Rwanda: the United States “worried” for human rights

Rwanda: US “worried” about human rights


KIGALI | Secretary of State Antony Blinken voiced US human rights concerns in Rwanda on Thursday during talks with President Paul Kagame in Kigali, the final leg of his African tour aimed at thwarting influence Russian. 

He particularly addressed the fate of the hero of Hotel Rwanda, Paul Rusesabagina, who has been serving a 25-year sentence since last year. jail time for “terrorism” and has permanent resident status in the United States.

Antony Blinken was speaking during a brief visit to Rwanda, the third and final leg of his African tour after South Africa and the Democratic Republic of Congo (DRC).

This mini-tour, his second in sub-Saharan Africa since taking office, comes shortly after that of Russian Foreign Minister Sergei Lavrov, who visited Congo-Brazzaville, Egypt, Ethiopia and Uganda in July.

< p>At a press conference in Kigali on Thursday, Blinken voiced Washington's “serious concerns” about human rights in Rwanda.

“As I said to President Kagame, we believe that people in all countries should be able to express their opinions without fear of intimidation, imprisonment, violence or any other form of repression,” Mr. Blinken.

Anthony Blinken and Paul Kagame.

He also highlighted US “concerns” regarding the “lack of fair trial guarantees” provided to Paul Rusesabagina.

The family of the latter had precisely indicated in a press release that they hoped from Mr. Blinken that his “direct engagement” would help put an end to their “nightmare” and that of their loved one, whose health is deteriorating according to her.

Paul Rusesabagina, 68, was made famous by the film Hotel Rwanda, released in 2004, which tells how this moderate Hutu who ran the Hôtel des Mille Collines in the Rwandan capital saved more than 1,000 people during the genocide of the Tutsi in 1994. In May, Washington considered that he was “unfairly detained” by the Rwandan courts.

“Regional stability”

Before the arrival of the Secretary of State, civil society and NGOs had called for an American position on the question of human rights, Human Rights Watch calling on Mr. Blinken to “urgently signify (in Kigali) that there would be consequences for the repression and abuses carried out by the government in Rwanda and beyond.”

Echoing this, Rwandan opposition leader Victoire Ingabire told AFP that Mr. Blinken should “raise the issue of imprisoned journalists and politicians” for opposing the government of Paul Kagame.

< p>The US Secretary of State also indicated that he had discussed with Mr. Kagame the issue of alleged support for a rebel group in the DRC, the M23, a subject he had raised the day before in Kinshasa.

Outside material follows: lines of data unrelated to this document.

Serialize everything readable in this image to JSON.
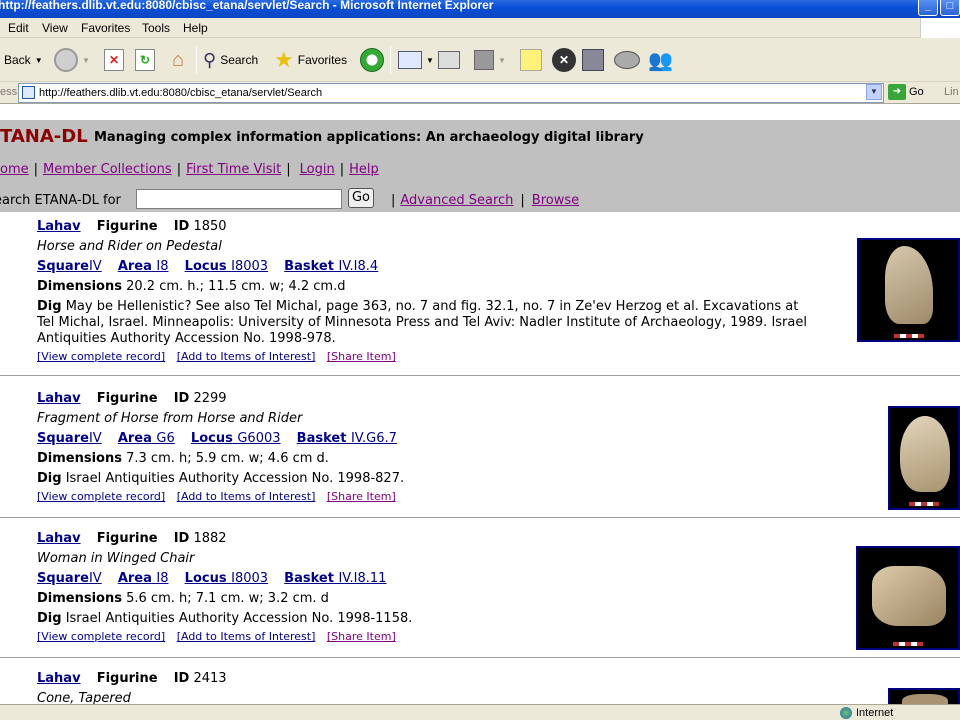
{
  "window": {
    "title": "http://feathers.dlib.vt.edu:8080/cbisc_etana/servlet/Search - Microsoft Internet Explorer"
  },
  "menu": [
    "Edit",
    "View",
    "Favorites",
    "Tools",
    "Help"
  ],
  "toolbar": {
    "back": "Back",
    "search": "Search",
    "favorites": "Favorites"
  },
  "address": {
    "label": "ess",
    "url": "http://feathers.dlib.vt.edu:8080/cbisc_etana/servlet/Search",
    "go": "Go",
    "links": "Lin"
  },
  "header": {
    "brand": "TANA-DL",
    "tagline": "Managing complex information applications:  An archaeology digital library",
    "nav": [
      "ome",
      "Member Collections",
      "First Time Visit",
      "Login",
      "Help"
    ],
    "search_label": "earch ETANA-DL for",
    "search_value": "",
    "search_go": "Go",
    "advanced": "Advanced Search",
    "browse": "Browse"
  },
  "labels": {
    "figurine": "Figurine",
    "id": "ID",
    "square": "Square",
    "area": "Area",
    "locus": "Locus",
    "basket": "Basket",
    "dimensions": "Dimensions",
    "dig": "Dig",
    "view": "[View complete record]",
    "add": "[Add to Items of Interest]",
    "share": "[Share Item]"
  },
  "records": [
    {
      "site": "Lahav",
      "id": "1850",
      "title": "Horse and Rider on Pedestal",
      "square": "IV",
      "area": "I8",
      "locus": "I8003",
      "basket": "IV.I8.4",
      "dimensions": "20.2 cm. h.; 11.5 cm. w; 4.2 cm.d",
      "dig": "May be Hellenistic? See also Tel Michal, page 363, no. 7 and fig. 32.1, no. 7 in Ze'ev Herzog et al. Excavations at Tel Michal, Israel. Minneapolis: University of Minnesota Press and Tel Aviv: Nadler Institute of Archaeology, 1989. Israel Antiquities Authority Accession No. 1998-978."
    },
    {
      "site": "Lahav",
      "id": "2299",
      "title": "Fragment of Horse from Horse and Rider",
      "square": "IV",
      "area": "G6",
      "locus": "G6003",
      "basket": "IV.G6.7",
      "dimensions": "7.3 cm. h; 5.9 cm. w; 4.6 cm d.",
      "dig": "Israel Antiquities Authority Accession No. 1998-827."
    },
    {
      "site": "Lahav",
      "id": "1882",
      "title": "Woman in Winged Chair",
      "square": "IV",
      "area": "I8",
      "locus": "I8003",
      "basket": "IV.I8.11",
      "dimensions": "5.6 cm. h; 7.1 cm. w; 3.2 cm. d",
      "dig": "Israel Antiquities Authority Accession No. 1998-1158."
    },
    {
      "site": "Lahav",
      "id": "2413",
      "title": "Cone, Tapered"
    }
  ],
  "status": {
    "zone": "Internet"
  }
}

“Any support or cooperation with any armed group in eastern DRC endangers local communities and regional stability, and each country in the region must respect the territorial integrity of the others,” Blinken said on Thursday.

According to a report by experts commissioned by the United Nations, and consulted in early August by AFP, the Rwandan army has “launched military interventions against Congolese armed groups and positions of the Congolese Armed Forces since November 2021 and until June 2022. Kigali has categorically denied.

The M23 is a former Tutsi-dominated rebellion defeated in 2013, which took up arms again at the end of last year, blaming Kinshasa of not having respected agreements on the demobilization and reintegration of its combatants.

Kinshasa accuses Kigali of supporting this rebellion, which Rwanda denies.

On Monday, the States United have unveiled an all-out overhaul of their policy in sub-Saharan Africa nothing in which they intend to counter the Russian and Chinese presence, and in particular to develop non-military approaches against terrorism.